Strangely enough, the dim-witted people on the Korean peninsula began clashing each other being separated as pro-Communism and pro-Capitalism rather than solidifying national power right after the liberation. Such a chaotic situation continued for about five years in between the 38th parallel drawn by the two super powers after the Japanese surrender.
On August 15, 1948, a legitimate government of the Republic of Korea solely approved by the United Nations was finally established in the South amid endless sabotages and interruptions from the North.
But unfortunately, at dawn of June 25, 1950, on Sunday, the USSR backed North Korean Communist regime heavily equipped with the Soviet weapons and munitions invaded South Korea by launching a surprise attack. The surprise attack caught South Korea completely off guard as the newly born nation was not properly prepared for the surprise attack.
Therefore, an unresisting seizure of the ROK’s capital of Seoul by the enemy was possible in just three days.

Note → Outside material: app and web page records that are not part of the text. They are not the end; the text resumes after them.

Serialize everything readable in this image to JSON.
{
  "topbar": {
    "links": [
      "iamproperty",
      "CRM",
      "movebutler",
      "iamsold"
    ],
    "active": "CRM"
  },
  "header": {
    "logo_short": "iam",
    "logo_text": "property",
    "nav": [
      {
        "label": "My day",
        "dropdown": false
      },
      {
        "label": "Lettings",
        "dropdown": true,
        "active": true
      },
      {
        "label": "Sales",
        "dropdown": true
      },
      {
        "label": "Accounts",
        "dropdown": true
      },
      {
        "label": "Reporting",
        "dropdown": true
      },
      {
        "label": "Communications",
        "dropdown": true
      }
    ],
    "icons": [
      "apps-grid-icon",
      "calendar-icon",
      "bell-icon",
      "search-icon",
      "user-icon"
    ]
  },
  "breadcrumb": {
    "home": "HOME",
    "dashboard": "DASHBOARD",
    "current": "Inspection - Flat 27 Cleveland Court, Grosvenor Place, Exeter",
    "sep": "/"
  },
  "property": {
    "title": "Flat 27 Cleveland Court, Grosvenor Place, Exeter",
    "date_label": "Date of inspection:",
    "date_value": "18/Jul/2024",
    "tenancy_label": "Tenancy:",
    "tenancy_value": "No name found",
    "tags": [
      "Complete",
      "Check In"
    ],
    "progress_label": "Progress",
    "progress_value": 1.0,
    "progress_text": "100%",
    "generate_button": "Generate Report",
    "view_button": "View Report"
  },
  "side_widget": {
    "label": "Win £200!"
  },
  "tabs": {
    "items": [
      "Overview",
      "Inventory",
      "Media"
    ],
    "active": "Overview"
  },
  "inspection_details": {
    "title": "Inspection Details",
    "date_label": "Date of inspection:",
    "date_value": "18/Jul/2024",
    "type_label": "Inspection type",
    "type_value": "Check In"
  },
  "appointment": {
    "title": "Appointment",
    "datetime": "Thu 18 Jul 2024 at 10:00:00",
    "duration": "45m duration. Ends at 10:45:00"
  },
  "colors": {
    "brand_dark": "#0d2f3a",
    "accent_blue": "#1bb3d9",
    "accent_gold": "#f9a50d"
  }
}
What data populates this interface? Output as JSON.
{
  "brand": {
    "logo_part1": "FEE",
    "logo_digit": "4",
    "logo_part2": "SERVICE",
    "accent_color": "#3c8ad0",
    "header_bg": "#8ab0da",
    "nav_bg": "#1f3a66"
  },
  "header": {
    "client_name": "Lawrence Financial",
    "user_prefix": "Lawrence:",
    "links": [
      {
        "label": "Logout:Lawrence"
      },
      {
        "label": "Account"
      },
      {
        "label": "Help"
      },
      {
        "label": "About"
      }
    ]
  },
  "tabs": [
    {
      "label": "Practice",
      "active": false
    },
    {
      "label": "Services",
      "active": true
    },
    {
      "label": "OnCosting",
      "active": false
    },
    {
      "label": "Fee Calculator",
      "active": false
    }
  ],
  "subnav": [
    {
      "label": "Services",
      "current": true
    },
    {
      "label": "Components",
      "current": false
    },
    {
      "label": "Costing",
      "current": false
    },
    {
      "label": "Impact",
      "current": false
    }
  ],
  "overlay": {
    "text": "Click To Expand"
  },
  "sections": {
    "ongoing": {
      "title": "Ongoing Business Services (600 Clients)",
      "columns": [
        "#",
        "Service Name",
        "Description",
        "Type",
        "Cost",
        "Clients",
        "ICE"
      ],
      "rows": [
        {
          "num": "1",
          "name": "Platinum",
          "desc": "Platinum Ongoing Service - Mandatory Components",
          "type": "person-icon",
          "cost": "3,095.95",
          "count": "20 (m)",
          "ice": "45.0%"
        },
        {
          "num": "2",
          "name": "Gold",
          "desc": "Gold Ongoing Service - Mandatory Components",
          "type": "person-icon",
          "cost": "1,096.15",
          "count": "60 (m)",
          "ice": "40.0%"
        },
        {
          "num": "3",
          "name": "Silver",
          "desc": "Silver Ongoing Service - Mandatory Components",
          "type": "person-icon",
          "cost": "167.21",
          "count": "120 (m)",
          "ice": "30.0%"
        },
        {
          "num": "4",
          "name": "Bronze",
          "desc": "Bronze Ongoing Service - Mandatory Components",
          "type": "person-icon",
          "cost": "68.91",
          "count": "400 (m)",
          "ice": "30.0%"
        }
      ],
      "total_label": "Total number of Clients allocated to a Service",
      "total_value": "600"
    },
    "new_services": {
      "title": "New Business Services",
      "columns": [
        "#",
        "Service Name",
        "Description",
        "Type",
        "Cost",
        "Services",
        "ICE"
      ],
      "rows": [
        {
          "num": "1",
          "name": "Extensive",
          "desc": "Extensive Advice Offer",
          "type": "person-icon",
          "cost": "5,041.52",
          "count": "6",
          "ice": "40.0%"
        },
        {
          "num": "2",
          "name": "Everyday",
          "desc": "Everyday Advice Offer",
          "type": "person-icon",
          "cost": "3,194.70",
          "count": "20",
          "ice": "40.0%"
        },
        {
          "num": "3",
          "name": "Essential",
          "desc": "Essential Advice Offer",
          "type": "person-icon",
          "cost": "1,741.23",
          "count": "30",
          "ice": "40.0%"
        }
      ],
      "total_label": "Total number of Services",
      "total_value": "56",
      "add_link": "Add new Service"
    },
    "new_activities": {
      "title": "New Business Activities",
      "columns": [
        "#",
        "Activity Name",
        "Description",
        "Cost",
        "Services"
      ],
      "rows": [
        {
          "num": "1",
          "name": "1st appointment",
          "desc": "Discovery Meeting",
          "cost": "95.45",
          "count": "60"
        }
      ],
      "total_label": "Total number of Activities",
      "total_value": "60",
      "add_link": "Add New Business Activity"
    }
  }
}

The NK communist regime at last forced its way down to the Nakdong river front, a perimeter area of Busan, the second largest city located 430 km away from Seoul to the far south in three months despite rapid US forces deployments to deter enemy’s continued advance.
In the meantime, by the grace of God, because of the Inchon Amphibious Operation (Chromite) commanded by General of the Army Douglas MacArthur of the United States Army, South Korea was able to recapture of her capital of Seoul on September 28, 1950.
Viewing ROK’s modern history especially on ROK-US alliance, it is an undeniable fact that the United States saved ROK twice the first in 1945 and the second in1950, which played an essential role in helping South Korea to build a remarkable prosperity we are enjoying today.
Nonetheless, though we hope not, we Koreans have become aware of that the amicable 70-year-long alliance relationship between the two countries, ROK and the United States seems to be slowly deteriorating against our will.
On this particular occasion, a flood of anxious thoughts that abruptly coursed through my mind makes me remind our fellow Koreans of a well-known saying left by a US philosopher, George Santayana “those who cannot remember the past are condemned to repeat it”. Dear fellow citizens, let’s not fail to remember the past and bring our utmost efforts so that it cannot be repeated in our history. Thanks to you all.